Wandering through the grocery store, I spotted a potted variety of Ornithogalum dubium, also known as a Sun Star or a Star of Bethlehem flower. Having found a cut stem of this previously, I knew it was a solid performer for UV fluorescence – and I was right. View large and read on!
This cultivar must have been slightly different from the one I found in the flower shop, presenting itself with much softer yellow and orange tones. Usually my fluorescence work packs a punch in both contrast and colour, but I’m really enjoying the smoother and softer colour palette that these flowers produce when hit with a massive amount of UV light.
This was also another test shot done with the Panasonic Lumix GX9 – one that I’m glad I pushed the limits for. Shot at F/16 and ISO 200, I needed a LOT of ultraviolet light to hit the flowers. A 25 second exposure was chosen, and I used four UV flashes at point blank range firing off repeatedly as soon as they would fully recycle. In addition, I had a continuous UV light source that was light painting from above – a high-intensity discharge UV flashlight that looks like a dumbbell of sorts. The lower ISO really helped create a clean image, and I didn’t notice any quality loss from diffraction at a small aperture on a small sensor here. I’d consider this a successful test! For a just-under-$1000 camera, it can give some great results in the hands of a photographer that knows their craft. I suppose that can be said of EVERY camera, though. 🙂 It’s my new favourite travel camera: www.bhphotovideo.com/c/product/1391011-REG/panasonic_dc_g…
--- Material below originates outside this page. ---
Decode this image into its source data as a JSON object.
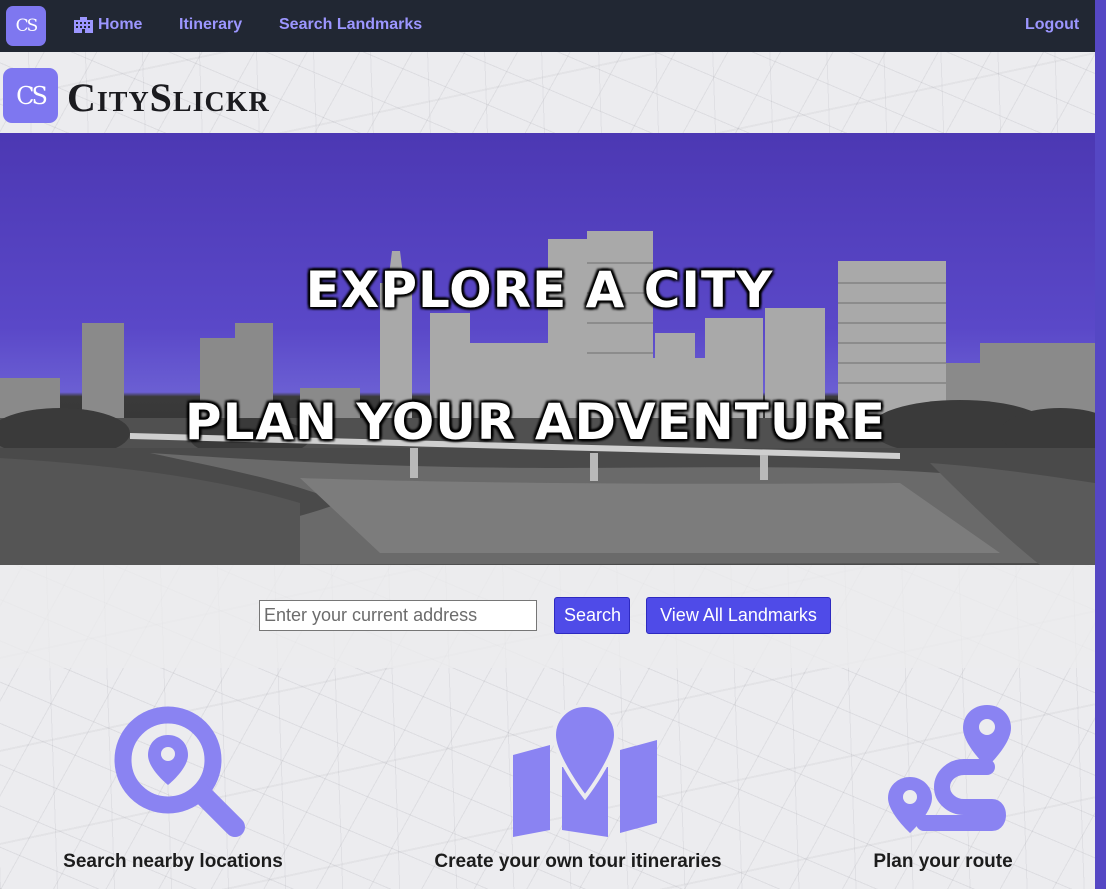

With the intensity of the UV light source being so extreme, if any visible light sneaks through the UV-only filters, it can contaminate the image. It may have come from the flashlight that uses a slightly different filter set, but there is a reddish-magenta colour on some of the petals and stems that is indicative of a visible light bleed. Many UV-only filters will bleed a little on the red side or a little on the purple side, and I’ve found that pairing the Hoya U-340 filter with a MidOpt BP365 filter is a great way to cut off this visible light and get the best quality UV image. That filter combination also allows infrared light through, which is blocked by the camera – but they can serve double duty if you ever find yourself in need of an infrared flash for reason.
These flowers are in the same family of plants as asparagus. I’ve already started some asparagus seedlings to be planted in our garden later this year and I plan on letting them go to flower. Wouldn’t it be fun if the entire family of plants glowed? Many more experiments to come as the weather warms up!
Also, if you’re not listening to my podcast Photo Geek Weekly, you should really give it a listen! photogeekweekly.com/